Filipino Housekeepers in Maui Face Uncertain Future
Individuals of Filipino descent comprise about 70% of the local tourism labor union.
An article by the Associated Press (AP) recently explored the possibility that hotel workers on Maui, Hawaii, the majority of which are Filipino, might consider leaving the island in the aftermath of the devastating Lahaina wildfire.
According to the labor union UNITE HERE Local 5, which represents hotel, healthcare, and food service workers, about 70% of its membership is Filipino. Filipinos are the second-largest ethnic group on Maui, AP reports, and comprised 40% of Lahaina’s population before a deadly wildfire hit the town in early August.
Now, many of the region’s housekeepers, after having lost their Lahaina homes to the wildfire, are finding themselves living in hotels themselves and are asking themselves what the future holds.
One such housekeeper of Filipino decent, according to AP, is 61-year-old Elsie Rosales, who is now staying with members of her family at the Sands of Kahana resort, where her 72-year-old sister, Evangeline Balintona, who also lost her Lahaina home, currently works as a housekeeper.

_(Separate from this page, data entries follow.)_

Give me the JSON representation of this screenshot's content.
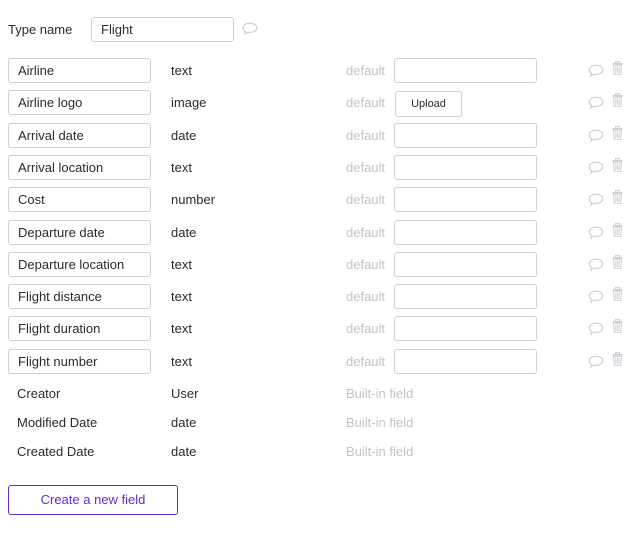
{
  "type_name": {
    "label": "Type name",
    "value": "Flight",
    "comment_icon": "comment-icon"
  },
  "placeholders": {
    "default": "default",
    "built_in": "Built-in field",
    "upload": "Upload"
  },
  "fields": [
    {
      "name": "Airline",
      "type": "text",
      "default_kind": "input"
    },
    {
      "name": "Airline logo",
      "type": "image",
      "default_kind": "upload"
    },
    {
      "name": "Arrival date",
      "type": "date",
      "default_kind": "input"
    },
    {
      "name": "Arrival location",
      "type": "text",
      "default_kind": "input"
    },
    {
      "name": "Cost",
      "type": "number",
      "default_kind": "input"
    },
    {
      "name": "Departure date",
      "type": "date",
      "default_kind": "input"
    },
    {
      "name": "Departure location",
      "type": "text",
      "default_kind": "input"
    },
    {
      "name": "Flight distance",
      "type": "text",
      "default_kind": "input"
    },
    {
      "name": "Flight duration",
      "type": "text",
      "default_kind": "input"
    },
    {
      "name": "Flight number",
      "type": "text",
      "default_kind": "input"
    }
  ],
  "built_in_fields": [
    {
      "name": "Creator",
      "type": "User"
    },
    {
      "name": "Modified Date",
      "type": "date"
    },
    {
      "name": "Created Date",
      "type": "date"
    }
  ],
  "create_button_label": "Create a new field",
  "colors": {
    "accent": "#5e2bd4",
    "muted_text": "#c3c3c3",
    "icon": "#c8cfd6"
  }
}
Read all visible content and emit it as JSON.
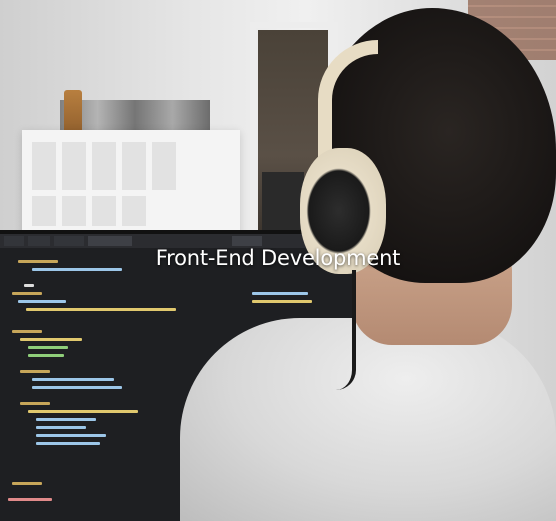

Rosales’ three sons don’t want her to sell her destroyed Lahaina property, but she is finding it difficult to think about rebuilding. Balintona is considering moving to Ilocos Norte, the family’s hometown in the Philippines, worried that the dwindling number of tourists, who have avoided Maui resorts since the wildfire, will mean the eventual loss of her job.
A number of hotels on the west coast of Maui will remain closed to tourists at least through the end of September, as lodging is being reserved for emergency disaster workers as well as displaced Lahaina residents.
Hawaii State Senator Gilbert Keith-Agaran, whose district includes the island of Maui, told AP that he would not be surprised to see Lahaina’s Filipinos leave the state for more affordable places, such as Las Vegas.
AP also discovered from longtime Lahaina residents a fear that, as wealthy real estate buyers purchase fire-ravished property to renovate, the “new” Lahaina that rises from its ashes won’t similarly embrace Filipinos and other ethnic groups who were the working backbone of the community.
“The new Lahaina should be the old Lahaina,” said Maui resident Alicia Kalepa. “Mixed culture.”
But Keith-Agaran, whose father came to Hawaii from the Philippines in 1946 to work on a plantation, expressed more hope, telling AP, “I think it’s hard to take the Filipinos out of the fabric of our community.”